The letter went on: "At this historic moment for our caucus and our country, we need Jim's leadership, and his voice and experience is invaluable to our caucus, the Congress and our country, and we hope you will support his candidacy for Whip's application by majority. "
More than 150 Democrats have already adhered to the letter, putting Clyburn well above the threshold required to win the job. Democrats will have about 235 members at the 116th Congress.
Representative Diane DeGette (D-Colo.) Challenged Clyburn for the position of Whip, but she ended her efforts last week.
Pelosi will be massively elected Democratic presidential candidate on Wednesday, but will still have enough support to win a roll call vote on Jan. 3. Like Clyburn, the majority leader, Hoyer, is undisputed. has published a list of more than 180 public supporters.

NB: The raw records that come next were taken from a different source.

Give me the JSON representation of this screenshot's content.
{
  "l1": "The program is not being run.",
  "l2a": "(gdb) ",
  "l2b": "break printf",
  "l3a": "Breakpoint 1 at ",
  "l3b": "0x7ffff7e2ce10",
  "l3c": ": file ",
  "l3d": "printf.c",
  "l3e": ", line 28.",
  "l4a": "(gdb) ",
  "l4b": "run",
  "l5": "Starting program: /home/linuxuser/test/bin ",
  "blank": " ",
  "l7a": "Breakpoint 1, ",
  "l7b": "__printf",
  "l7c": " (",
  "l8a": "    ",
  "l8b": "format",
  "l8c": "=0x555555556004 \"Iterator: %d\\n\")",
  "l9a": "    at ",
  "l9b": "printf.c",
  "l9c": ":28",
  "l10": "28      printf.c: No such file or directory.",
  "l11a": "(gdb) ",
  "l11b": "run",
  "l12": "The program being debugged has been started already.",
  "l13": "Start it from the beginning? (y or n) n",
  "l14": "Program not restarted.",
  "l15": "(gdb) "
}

Clyburn, 78, was first elected to Congress in 1992. Son of a minister, Clyburn first showed up in the civil rights movement. He then became a teacher and then held the position of civil servant in South Carolina before being elected to Congress.
Clyburn and former representative William Gray (D-Pa.) Are the highest black legislators in the history of Congress, and the ever-increasing power of the Congressional Black Caucus means that a black speaker or a majority leader is possible in the near future. African-American legislators will hold positions # 3 and # 5 in the House Democratic Caucus. They will be the chairs of several committees, evidence of the CBC's influence in the democratic caucus of the House.